Along with Furtwangler's Scala Ring, this is my favorite one. And since the sound is better, this one is easier to listen to. Krauss'"Siegfried" is my favorite. I will never understand why so many people consider Solti's Ring as benchmark. To me his is the least exciting. Karajan is too "precious." The characters never come alive in either of those, at least not like they do for Krauss and Furtwangler.
Richard Wagner is best known for creating several complex operas, including Tristan and Isolde and Ring Cycle, as well as for his anti-semitic writings. 43 CD set on Membran International Documents: Der Fliegende Hollander (Krauss–1944); Tannhauser (Heger–1951); Lohengrin (Keilberth–1953); Das Rheingold (Neuhold–1993); Die Walküre (Neuhold–1994); Siegfried (Neuhold–1994); Götterdämmerung (Neuhold –1995); Rienzi (Zillig–1950); Parsifal (Knappertsbusch–1951); Die Feen (Ötvös–1998); Meistersinger (Karajan–1951); Das Liebesverbot (Heger–1963); Tristan & Isolde (Furtwängler–1952). Included is a 24 page booklet with cast lists, plot summaries, and background notes.

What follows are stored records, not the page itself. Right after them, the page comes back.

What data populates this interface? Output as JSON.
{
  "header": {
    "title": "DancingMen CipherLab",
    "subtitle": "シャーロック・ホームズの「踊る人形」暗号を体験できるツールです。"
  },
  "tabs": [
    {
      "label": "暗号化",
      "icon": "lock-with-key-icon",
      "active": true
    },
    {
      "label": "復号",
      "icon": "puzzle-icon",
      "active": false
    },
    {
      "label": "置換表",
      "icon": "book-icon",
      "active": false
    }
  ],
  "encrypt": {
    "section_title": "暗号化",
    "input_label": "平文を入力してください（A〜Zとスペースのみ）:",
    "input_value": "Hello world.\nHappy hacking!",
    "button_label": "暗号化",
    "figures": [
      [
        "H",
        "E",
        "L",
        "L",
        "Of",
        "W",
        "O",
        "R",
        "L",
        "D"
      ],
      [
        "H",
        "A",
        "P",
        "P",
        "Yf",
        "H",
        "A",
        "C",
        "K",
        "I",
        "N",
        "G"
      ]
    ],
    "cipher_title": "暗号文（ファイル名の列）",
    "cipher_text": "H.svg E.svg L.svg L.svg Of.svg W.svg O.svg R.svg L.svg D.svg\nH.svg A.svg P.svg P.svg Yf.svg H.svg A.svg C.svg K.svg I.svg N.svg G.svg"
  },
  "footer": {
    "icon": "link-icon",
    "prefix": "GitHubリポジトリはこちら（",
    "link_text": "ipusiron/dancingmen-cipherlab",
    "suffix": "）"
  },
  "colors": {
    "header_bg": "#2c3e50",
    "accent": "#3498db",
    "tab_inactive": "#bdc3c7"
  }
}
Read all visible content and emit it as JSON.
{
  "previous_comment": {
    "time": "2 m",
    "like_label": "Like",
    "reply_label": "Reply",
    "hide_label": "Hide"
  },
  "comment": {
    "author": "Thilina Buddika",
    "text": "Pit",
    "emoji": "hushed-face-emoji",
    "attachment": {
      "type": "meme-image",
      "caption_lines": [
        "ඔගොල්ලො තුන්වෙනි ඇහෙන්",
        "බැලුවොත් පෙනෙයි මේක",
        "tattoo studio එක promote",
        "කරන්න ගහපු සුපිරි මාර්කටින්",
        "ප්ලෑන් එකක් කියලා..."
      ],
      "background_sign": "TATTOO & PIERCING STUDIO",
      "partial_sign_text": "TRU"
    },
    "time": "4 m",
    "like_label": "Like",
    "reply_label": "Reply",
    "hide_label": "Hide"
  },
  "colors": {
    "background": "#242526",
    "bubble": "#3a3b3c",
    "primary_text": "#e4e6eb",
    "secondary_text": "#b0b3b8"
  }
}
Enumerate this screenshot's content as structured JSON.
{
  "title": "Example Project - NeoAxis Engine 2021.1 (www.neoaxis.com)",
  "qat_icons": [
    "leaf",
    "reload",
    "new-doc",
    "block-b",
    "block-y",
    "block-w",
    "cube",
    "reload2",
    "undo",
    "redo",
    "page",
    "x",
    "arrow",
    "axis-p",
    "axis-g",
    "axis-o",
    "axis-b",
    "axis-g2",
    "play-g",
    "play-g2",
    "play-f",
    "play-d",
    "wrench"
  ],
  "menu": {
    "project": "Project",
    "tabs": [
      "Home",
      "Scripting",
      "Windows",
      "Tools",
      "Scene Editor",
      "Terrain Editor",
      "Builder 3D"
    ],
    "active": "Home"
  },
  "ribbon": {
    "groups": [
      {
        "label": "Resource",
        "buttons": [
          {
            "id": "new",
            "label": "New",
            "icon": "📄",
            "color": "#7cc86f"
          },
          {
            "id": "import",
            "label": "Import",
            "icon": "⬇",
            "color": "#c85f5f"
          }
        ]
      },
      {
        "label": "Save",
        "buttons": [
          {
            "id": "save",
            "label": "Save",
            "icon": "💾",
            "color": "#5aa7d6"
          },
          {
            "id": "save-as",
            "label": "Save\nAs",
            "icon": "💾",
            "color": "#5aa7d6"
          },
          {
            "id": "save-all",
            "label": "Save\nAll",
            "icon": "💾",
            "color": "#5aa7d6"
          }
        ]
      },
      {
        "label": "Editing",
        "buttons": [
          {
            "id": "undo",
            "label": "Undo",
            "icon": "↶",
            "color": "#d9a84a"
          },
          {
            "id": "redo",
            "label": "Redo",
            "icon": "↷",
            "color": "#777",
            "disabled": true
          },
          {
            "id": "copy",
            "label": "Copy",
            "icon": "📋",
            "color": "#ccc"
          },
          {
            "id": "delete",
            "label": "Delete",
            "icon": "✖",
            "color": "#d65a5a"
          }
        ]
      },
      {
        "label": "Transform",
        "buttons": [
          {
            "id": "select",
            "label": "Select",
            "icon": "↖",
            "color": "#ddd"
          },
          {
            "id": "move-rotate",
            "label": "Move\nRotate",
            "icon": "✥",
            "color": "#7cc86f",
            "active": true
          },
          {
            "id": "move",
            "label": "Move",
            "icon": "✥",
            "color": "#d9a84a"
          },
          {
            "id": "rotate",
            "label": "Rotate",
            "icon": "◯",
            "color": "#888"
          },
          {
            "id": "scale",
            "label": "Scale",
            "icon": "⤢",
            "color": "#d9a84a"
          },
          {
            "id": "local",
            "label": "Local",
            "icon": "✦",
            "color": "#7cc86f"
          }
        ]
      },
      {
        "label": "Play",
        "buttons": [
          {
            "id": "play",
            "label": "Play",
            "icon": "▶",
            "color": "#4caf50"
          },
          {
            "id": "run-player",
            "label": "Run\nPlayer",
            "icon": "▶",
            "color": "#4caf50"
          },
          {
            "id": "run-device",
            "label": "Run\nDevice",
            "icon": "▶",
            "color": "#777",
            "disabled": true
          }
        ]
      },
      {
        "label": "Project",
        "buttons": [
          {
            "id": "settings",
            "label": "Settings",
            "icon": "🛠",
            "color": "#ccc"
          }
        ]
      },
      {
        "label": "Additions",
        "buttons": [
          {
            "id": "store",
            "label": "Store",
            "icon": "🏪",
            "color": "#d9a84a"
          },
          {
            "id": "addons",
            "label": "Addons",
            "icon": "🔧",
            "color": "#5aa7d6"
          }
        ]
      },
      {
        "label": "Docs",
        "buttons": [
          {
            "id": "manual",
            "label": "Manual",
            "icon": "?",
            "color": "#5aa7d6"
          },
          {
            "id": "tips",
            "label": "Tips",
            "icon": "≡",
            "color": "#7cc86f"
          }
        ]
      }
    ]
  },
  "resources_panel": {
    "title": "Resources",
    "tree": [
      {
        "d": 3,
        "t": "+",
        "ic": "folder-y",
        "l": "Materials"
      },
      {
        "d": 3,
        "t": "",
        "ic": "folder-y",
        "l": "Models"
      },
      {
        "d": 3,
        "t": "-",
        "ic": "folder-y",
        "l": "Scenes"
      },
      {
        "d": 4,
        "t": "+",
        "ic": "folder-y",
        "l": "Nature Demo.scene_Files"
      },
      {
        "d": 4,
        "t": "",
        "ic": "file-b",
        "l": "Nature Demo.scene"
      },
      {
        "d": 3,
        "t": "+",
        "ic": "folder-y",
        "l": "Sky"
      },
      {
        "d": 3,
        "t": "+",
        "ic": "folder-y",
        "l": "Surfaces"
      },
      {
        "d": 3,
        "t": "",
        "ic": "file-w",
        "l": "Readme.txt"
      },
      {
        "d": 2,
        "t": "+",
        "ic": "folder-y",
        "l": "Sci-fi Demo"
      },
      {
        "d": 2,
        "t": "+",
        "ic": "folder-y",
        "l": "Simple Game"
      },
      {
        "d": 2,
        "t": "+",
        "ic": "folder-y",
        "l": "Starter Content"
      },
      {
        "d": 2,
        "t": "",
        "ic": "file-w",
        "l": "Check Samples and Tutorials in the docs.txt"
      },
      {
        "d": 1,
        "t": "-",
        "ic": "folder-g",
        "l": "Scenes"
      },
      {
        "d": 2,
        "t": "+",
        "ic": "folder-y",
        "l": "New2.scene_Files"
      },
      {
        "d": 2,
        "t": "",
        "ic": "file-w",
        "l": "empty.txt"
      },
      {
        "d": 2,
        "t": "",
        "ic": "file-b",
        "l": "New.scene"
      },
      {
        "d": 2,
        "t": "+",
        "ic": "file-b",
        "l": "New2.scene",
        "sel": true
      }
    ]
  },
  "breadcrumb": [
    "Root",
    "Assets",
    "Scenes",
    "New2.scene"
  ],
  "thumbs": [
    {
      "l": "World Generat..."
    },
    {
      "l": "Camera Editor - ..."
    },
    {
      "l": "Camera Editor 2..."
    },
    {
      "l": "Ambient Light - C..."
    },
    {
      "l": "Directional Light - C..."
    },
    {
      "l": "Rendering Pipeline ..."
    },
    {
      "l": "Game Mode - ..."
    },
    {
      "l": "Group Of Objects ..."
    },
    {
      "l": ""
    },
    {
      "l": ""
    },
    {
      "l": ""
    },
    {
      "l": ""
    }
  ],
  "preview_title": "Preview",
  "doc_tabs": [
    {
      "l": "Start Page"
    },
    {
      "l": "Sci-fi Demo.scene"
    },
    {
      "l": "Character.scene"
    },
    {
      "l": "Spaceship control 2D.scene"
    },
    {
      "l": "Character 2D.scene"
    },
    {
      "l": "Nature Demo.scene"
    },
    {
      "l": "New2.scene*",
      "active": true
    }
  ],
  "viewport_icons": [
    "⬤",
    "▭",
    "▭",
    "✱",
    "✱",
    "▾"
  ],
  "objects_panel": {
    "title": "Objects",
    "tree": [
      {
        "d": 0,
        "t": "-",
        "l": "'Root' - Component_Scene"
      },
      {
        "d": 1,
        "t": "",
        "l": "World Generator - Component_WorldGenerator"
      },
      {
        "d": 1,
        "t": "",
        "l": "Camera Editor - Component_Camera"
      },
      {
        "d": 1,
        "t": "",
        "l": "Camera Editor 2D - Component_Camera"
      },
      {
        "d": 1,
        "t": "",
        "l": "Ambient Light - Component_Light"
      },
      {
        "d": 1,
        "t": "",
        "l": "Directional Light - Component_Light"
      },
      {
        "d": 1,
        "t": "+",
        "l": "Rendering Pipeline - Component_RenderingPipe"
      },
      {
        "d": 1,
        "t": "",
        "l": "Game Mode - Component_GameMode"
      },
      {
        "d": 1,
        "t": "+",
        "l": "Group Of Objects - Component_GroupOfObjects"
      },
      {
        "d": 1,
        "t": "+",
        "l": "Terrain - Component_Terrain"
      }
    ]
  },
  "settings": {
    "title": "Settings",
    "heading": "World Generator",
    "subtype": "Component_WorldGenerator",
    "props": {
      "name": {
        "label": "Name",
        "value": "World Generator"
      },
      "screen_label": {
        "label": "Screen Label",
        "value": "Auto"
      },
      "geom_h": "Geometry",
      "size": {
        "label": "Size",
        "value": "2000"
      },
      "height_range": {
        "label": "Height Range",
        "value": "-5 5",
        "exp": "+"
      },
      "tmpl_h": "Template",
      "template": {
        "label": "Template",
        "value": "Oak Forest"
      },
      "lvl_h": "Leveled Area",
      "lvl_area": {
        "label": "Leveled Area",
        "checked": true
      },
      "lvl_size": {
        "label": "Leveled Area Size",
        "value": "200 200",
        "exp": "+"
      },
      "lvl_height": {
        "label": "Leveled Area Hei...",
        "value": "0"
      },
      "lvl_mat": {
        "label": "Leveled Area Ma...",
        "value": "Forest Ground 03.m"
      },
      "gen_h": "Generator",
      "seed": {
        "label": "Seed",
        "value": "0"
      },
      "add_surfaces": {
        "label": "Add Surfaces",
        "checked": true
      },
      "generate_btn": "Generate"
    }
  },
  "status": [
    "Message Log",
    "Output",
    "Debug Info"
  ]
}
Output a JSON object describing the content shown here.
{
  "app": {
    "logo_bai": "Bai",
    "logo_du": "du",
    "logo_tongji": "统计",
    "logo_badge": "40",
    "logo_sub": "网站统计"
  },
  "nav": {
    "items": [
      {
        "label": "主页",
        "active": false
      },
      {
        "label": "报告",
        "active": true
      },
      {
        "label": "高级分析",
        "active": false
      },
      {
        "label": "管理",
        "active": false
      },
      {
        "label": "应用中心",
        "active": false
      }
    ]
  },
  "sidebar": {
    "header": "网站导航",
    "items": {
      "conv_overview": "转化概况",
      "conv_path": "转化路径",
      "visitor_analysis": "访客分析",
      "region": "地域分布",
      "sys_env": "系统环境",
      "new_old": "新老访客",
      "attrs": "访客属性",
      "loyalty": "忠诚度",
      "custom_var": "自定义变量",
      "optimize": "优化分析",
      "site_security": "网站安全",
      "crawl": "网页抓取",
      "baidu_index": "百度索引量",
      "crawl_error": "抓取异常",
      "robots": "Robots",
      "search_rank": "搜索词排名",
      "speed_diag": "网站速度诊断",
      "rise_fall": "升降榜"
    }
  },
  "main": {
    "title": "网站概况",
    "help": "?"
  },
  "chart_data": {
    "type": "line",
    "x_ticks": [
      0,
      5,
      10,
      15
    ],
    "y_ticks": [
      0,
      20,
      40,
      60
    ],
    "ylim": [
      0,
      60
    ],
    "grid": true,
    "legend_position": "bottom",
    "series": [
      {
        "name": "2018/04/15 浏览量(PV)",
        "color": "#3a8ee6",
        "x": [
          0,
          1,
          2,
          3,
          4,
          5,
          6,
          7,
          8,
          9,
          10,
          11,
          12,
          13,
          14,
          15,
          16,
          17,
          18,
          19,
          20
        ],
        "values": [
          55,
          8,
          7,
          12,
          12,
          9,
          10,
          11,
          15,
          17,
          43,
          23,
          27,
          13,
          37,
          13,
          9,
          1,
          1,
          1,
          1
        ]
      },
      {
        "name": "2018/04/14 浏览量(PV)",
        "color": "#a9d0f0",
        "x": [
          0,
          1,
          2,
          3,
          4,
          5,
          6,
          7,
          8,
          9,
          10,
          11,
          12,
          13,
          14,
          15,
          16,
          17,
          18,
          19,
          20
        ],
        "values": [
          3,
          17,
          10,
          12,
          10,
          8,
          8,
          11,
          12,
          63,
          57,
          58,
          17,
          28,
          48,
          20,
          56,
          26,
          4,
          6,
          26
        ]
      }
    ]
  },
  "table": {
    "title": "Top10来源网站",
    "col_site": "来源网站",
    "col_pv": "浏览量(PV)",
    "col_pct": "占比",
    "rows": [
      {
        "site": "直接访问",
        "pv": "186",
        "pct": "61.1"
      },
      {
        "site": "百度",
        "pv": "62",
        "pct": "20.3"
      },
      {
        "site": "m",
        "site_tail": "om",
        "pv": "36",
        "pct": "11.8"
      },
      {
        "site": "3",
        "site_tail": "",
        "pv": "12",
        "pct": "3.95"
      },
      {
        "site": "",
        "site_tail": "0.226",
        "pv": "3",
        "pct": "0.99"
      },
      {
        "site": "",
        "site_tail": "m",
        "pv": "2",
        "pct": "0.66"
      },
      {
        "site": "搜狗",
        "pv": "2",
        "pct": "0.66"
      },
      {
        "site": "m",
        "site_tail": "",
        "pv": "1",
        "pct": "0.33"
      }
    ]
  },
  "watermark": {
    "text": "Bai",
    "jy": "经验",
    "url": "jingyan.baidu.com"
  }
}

Wagner at The Met is the first authorized release of Richard Wagner's operatic masterpieces, including the complete Ring Cycle, captured live in historic broadcasts from The Metropolitan Opera.
Richard Wagner's reputation rests on his tetralogy, Der Ring des Nibelungen, and the other music dramas he created, including Lohengrin, Tannhäuser, Tristan und Isolde, Die Meistersinger von Nürnberg, and Parsifal, which revolutionized all aspects of late Romantic music and left their mark on modern music as well. Yet there is a small body of non-operatic works that shows a more relaxed Wagner working on a much smaller scale: his Siegfried Idyll for chamber orchestra, a group of songs, and a collection of pieces for piano. This double CD by Pier Paolo Vincenzi presents Wagner's complete piano music with three sonatas, a large-scale fantasia, and eleven short pieces that show the composer's attempts at finding a more personal and intimate voice.